= REQUIRED ACTION =
Search the entries for lines that contain the word "JSON", and report each one found.
Segment Start: DATASET
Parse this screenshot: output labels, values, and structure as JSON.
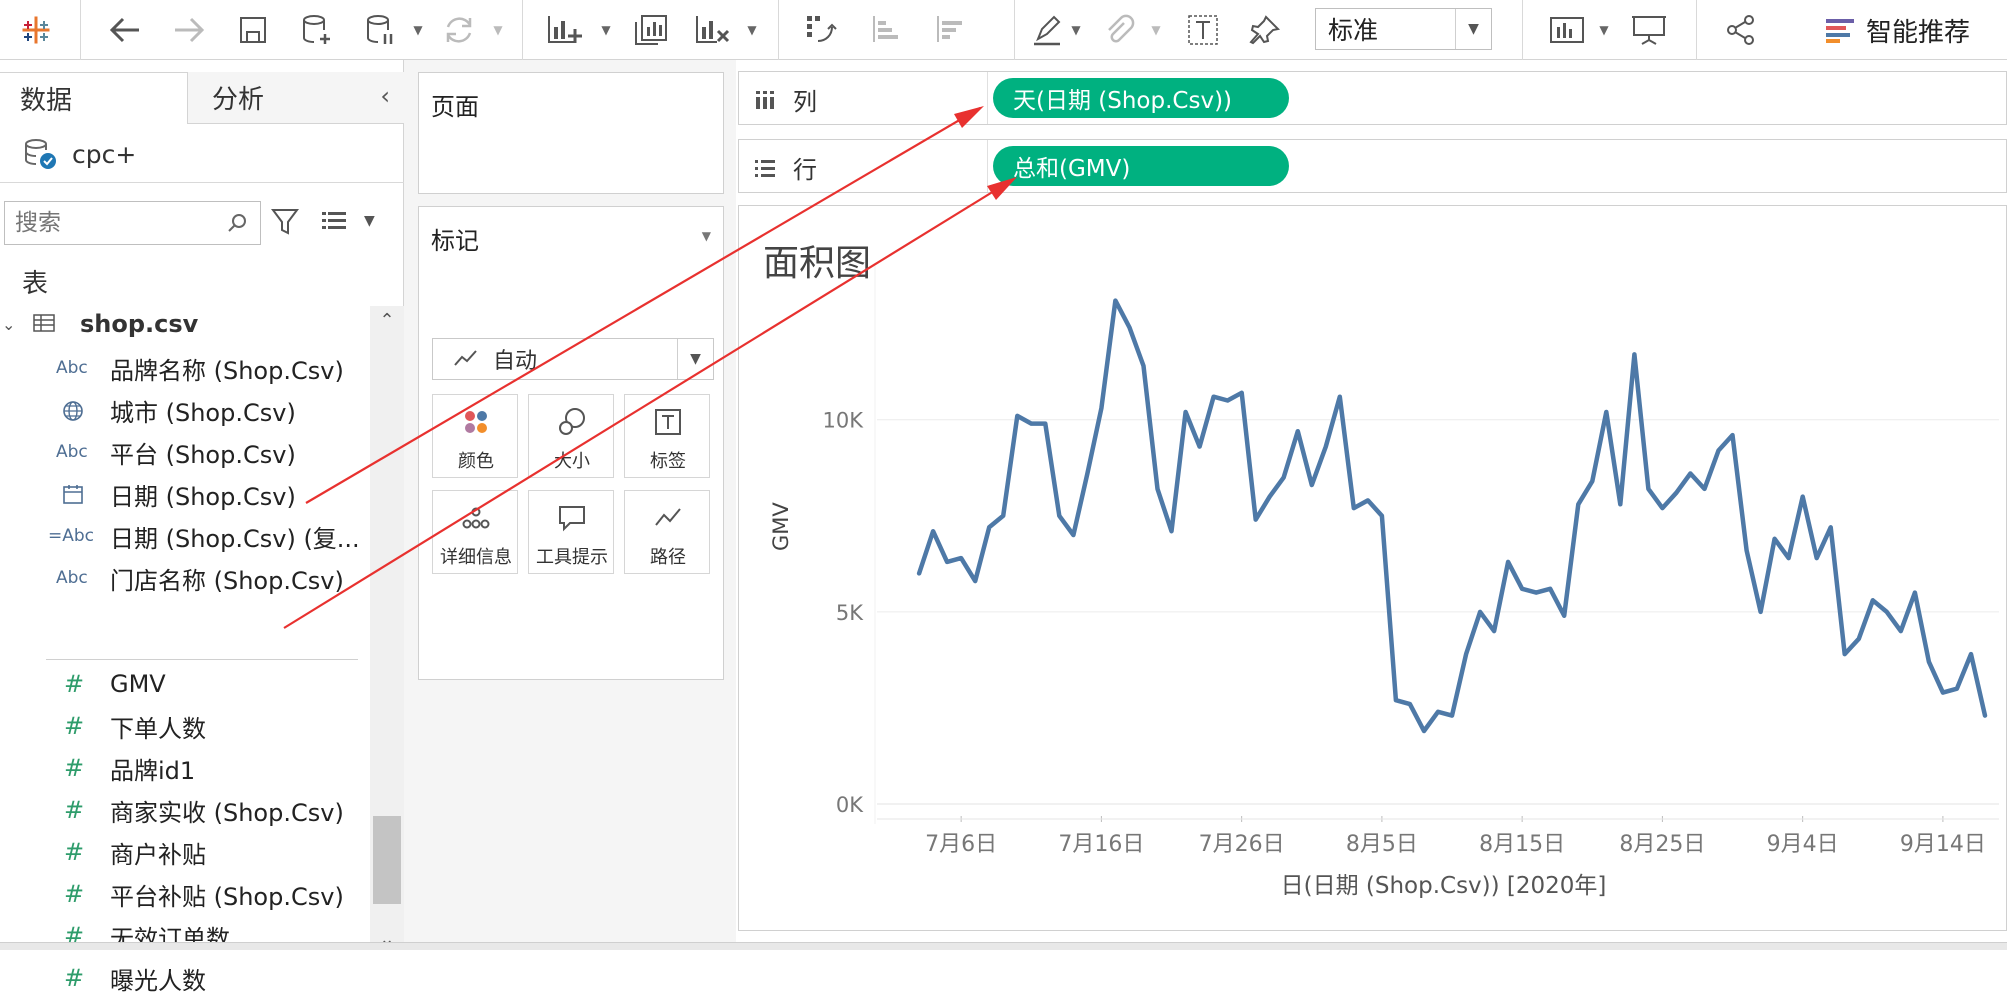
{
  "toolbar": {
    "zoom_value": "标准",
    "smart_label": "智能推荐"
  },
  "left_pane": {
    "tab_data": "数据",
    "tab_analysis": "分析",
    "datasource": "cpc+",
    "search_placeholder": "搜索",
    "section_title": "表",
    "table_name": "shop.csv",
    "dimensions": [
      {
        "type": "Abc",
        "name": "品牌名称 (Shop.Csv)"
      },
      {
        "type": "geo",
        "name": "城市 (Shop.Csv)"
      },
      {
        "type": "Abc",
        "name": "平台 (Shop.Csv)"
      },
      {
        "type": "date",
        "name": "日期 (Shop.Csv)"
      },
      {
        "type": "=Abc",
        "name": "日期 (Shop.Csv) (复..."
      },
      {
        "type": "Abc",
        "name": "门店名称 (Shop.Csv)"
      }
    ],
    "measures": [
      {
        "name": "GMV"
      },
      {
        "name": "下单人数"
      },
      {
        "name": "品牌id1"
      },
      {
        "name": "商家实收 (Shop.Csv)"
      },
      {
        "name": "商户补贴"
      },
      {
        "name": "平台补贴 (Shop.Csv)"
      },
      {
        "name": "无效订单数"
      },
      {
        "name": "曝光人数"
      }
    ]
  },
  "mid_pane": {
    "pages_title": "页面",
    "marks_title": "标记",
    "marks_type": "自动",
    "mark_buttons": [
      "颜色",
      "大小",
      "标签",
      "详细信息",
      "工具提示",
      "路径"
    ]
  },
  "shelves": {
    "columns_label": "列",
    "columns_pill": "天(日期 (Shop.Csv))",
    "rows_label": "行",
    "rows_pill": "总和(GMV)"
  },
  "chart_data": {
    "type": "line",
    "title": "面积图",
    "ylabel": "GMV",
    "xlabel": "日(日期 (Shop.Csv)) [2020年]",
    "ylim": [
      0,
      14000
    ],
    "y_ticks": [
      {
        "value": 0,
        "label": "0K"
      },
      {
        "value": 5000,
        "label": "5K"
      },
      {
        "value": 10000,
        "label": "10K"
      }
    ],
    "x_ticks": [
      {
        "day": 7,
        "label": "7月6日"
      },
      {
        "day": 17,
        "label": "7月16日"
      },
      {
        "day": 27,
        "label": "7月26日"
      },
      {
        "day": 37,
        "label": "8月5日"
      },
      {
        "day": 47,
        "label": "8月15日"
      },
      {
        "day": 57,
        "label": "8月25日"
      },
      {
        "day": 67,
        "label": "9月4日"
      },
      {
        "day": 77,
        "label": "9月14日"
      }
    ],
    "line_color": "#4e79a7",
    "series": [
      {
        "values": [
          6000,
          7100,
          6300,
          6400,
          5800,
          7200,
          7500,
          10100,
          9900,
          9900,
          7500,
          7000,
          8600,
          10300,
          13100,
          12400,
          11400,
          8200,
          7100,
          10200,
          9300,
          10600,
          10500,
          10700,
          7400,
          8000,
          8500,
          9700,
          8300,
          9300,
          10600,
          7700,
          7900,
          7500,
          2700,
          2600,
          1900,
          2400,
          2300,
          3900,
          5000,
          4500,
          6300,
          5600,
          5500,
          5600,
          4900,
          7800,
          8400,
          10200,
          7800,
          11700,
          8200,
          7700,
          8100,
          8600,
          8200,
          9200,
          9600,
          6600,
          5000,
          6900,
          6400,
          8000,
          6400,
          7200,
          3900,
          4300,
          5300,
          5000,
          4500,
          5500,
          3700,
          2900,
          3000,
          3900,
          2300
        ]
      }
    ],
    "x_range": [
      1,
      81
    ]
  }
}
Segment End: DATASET
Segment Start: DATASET
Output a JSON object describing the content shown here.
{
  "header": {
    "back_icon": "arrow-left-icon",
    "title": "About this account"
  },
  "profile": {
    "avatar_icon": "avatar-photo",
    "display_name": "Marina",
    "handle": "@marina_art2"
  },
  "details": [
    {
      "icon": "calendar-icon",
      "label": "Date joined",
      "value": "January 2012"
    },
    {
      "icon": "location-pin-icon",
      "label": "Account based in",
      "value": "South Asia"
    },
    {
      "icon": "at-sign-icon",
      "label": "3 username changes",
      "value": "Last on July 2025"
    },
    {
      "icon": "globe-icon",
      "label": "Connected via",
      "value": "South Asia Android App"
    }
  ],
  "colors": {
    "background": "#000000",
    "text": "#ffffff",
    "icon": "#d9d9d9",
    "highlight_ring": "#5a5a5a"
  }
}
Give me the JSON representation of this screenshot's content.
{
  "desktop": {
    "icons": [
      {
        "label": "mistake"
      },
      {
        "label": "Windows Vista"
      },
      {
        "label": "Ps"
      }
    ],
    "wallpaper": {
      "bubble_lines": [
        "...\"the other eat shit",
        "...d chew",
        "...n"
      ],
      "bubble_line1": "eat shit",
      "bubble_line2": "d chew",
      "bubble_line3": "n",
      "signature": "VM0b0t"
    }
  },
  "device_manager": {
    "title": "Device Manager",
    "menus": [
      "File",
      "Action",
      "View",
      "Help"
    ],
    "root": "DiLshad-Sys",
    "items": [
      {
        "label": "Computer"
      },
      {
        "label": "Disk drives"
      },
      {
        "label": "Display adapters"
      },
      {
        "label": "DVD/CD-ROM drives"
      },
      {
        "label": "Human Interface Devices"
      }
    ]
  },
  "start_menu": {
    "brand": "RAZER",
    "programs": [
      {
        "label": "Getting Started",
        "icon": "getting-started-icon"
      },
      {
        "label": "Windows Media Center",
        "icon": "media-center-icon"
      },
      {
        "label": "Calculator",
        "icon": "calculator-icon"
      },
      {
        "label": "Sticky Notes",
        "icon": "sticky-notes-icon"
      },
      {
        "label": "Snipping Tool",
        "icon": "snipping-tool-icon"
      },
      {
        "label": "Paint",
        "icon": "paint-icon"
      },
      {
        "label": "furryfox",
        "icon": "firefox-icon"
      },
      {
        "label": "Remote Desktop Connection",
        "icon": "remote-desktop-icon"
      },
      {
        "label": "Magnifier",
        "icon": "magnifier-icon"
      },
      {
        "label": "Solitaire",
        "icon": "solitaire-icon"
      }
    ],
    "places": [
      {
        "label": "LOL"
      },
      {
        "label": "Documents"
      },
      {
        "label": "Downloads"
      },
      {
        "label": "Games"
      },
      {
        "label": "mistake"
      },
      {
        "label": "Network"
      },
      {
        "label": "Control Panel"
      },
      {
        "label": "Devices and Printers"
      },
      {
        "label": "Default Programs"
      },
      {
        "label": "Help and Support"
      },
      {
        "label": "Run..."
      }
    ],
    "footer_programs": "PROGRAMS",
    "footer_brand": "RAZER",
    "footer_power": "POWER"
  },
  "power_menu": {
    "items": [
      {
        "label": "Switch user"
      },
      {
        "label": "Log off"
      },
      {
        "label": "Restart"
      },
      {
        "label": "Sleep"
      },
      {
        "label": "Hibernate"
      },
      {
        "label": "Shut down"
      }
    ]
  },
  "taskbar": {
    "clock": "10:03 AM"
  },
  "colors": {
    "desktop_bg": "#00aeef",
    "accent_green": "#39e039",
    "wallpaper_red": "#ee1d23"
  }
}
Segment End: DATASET
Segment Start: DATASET
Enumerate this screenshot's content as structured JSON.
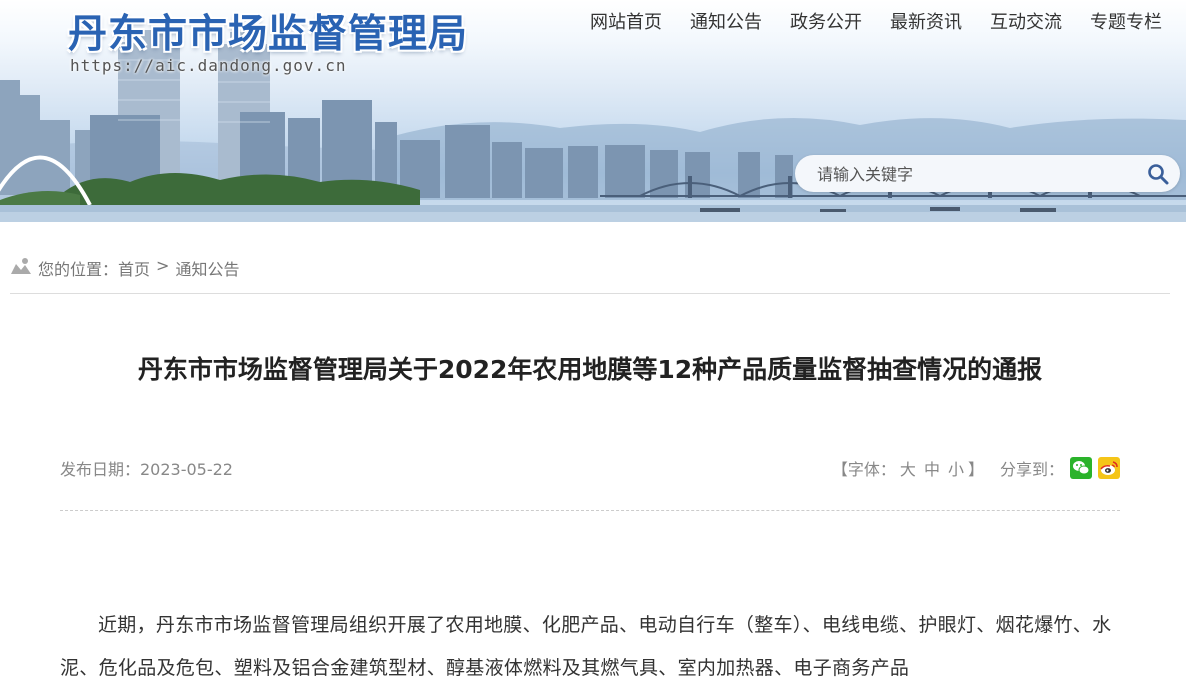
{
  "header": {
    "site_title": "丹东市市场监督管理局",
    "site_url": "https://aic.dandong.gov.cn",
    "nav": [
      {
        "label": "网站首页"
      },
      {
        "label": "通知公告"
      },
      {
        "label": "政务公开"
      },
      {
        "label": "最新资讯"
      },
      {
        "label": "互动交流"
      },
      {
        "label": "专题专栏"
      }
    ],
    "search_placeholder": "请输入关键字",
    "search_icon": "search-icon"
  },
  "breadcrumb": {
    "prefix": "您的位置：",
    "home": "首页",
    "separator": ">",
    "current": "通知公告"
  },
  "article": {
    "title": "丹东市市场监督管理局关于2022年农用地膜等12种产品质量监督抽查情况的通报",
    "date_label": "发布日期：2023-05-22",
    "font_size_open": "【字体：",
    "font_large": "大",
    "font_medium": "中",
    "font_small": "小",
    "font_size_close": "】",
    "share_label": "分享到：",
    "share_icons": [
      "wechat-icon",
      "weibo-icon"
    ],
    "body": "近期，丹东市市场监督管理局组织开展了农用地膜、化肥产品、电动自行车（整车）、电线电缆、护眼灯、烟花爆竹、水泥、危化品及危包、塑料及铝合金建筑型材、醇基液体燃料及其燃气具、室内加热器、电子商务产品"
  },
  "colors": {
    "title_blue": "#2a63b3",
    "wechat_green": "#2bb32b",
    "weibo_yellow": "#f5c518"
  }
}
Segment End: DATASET
= RESPONSE BOX =
Parse this screenshot: output labels, values, and structure as JSON.
Output a JSON object describing the content shown here.
Give me the JSON representation of this screenshot's content.
Enumerate this screenshot's content as structured JSON.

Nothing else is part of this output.